- _Instructions for the task_:
Pick every line out of the entries below that holds the string "title", and report them.

- _Given information_:
+ + + +
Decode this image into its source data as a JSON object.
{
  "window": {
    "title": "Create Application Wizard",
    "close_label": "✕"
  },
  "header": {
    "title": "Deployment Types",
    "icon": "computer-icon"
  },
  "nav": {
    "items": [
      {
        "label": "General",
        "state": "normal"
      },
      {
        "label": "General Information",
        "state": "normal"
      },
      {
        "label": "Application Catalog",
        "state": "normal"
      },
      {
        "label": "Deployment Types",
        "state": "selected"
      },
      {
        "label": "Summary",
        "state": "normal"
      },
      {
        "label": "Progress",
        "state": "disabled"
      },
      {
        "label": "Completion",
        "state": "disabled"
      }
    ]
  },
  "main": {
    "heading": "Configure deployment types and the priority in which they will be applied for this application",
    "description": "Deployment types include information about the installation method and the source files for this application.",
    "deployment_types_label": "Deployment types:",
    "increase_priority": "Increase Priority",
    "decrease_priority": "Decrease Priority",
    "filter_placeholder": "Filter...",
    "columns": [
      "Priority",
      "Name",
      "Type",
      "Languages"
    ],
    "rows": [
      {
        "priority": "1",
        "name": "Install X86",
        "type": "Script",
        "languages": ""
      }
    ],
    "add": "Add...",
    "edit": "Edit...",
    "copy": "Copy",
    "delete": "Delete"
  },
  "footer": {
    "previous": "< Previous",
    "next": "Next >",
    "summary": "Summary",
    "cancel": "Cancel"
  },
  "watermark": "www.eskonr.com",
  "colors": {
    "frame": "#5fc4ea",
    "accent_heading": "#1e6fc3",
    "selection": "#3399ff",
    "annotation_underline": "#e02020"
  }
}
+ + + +
- _Completed exercise_:
    "title": "Create Application Wizard",
    "title": "Deployment Types",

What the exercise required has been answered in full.